Russian immigrant farms on S.E. 39th Avenue
When property owners allow immigrants and refugees to farm their land, through a program run by Mercy Corps Northwest, often the only incentive is the knowledge that they've done a good deed.
'A lot of our landowners donate because they know about Mercy Corps, and they want to help by hosting a farmer on their land,' explains Drew Katz, coordinator of Mercy Corps Northwest's New American Agriculture Project.
Generally known for its international charitable work, Mercy Corps also has a Northwest branch that focuses on improving the lives of low-income individuals in Oregon and Washington through small business development and self-employment.
One of the charity's initiatives is its New American Agriculture Project, which encourages small-scale farming by refugees and immigrants within metropolitan Portland and across the Columbia River in Vancouver. Not only are the newcomers able to grow their own food for their families, but they also get tools, seeds and advice on selling produce.
This year, a half-acre plot off S.E. 39th Avenue in Woodstock is part of Mercy Corps Northwest's inventory of land available to immigrants for farming. Located on the east side of 39th between Woodstock Boulevard and S.E. Steele, the plot is owned by an adjacent neighbor - and it's now being farmed by a Russian immigrant whose name is Alexander Velikoretskikh.
Since the land is not zoned for agricultural use, the woman who owns the land isn't getting any agricultural-use tax benefit, explains Katz. But, he adds, Mercy Corps is trying to devise some incentives to convince landowners to let their land be farmed.
'Right now, certain tax laws are not applicable when it comes to incentives,' Katz says. 'But we are bringing people together - land trusts, Metro, and tax law attorneys - to provide guidance.'
While Mercy Corps Northwest acts as a facilitator, the landowners set the terms when they sign onto the agriculture project's inventory.
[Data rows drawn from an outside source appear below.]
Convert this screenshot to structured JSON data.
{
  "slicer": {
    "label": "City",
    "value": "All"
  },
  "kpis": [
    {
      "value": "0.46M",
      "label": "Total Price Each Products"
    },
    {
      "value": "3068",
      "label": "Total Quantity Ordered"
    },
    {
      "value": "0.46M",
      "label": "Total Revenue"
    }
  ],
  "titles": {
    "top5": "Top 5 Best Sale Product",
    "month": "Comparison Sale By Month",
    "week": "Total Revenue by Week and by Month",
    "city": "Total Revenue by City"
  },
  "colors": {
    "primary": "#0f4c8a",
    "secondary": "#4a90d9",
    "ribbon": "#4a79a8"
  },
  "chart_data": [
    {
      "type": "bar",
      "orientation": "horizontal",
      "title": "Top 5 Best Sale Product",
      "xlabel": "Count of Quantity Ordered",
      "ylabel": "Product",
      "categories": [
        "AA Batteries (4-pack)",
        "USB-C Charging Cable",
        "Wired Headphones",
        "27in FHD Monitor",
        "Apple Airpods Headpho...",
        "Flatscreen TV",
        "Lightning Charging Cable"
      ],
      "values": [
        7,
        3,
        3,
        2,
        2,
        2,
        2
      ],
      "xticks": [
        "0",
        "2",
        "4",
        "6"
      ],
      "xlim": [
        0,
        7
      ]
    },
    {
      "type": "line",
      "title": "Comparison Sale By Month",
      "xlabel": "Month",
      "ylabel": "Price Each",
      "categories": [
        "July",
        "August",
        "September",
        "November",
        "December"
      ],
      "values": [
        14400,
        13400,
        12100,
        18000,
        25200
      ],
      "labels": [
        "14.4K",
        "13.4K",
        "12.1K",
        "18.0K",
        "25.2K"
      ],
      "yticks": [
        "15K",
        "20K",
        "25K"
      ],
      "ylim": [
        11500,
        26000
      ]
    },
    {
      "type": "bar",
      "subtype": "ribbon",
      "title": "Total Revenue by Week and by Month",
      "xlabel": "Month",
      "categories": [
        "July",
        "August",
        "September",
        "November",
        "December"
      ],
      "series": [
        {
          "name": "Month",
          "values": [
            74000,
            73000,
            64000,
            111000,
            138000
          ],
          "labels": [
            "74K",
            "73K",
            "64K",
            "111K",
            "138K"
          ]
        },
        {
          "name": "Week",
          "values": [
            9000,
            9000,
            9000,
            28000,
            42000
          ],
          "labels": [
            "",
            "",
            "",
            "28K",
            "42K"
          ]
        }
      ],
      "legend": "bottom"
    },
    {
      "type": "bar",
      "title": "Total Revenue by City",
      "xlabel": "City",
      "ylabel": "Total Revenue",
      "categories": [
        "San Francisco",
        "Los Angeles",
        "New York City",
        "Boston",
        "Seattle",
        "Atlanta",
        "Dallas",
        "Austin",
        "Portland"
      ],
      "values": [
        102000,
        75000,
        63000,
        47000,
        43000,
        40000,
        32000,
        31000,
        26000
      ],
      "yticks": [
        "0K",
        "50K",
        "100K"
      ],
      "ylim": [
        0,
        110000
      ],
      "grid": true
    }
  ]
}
'It's between the farmer and the landowner. Sometimes, landowners want a contract; sometimes it's verbal. Often, they want a part of the profits or some of the fruit and vegetables,' says Katz, adding that the minimum-size plot is one half acre.
Currently, Velikoretskikh, who lives with his wife and eight children about 30 blocks east of 39th, has learned enough about farming now to cultivate additional land on Sauvie Island. When harvest comes, he will sell his vegetables through a community-supported agriculture program sponsored by Ecumenical Ministries of Oregon Interfaith Food and Farms Partnership.
'And Velikoretskikh will probably be selling produce at Lents Farmers Market and at People's Food Co-op,' Katz predicts.
In the meantime, the property owner who owns the plot on S.E. 39th can peer out her picture window and see a tidy plot of land she owns that she doesn't have to mow.
'All Velikoretskikh has to do is maintain the land, and make sure it looks good,' Katz says.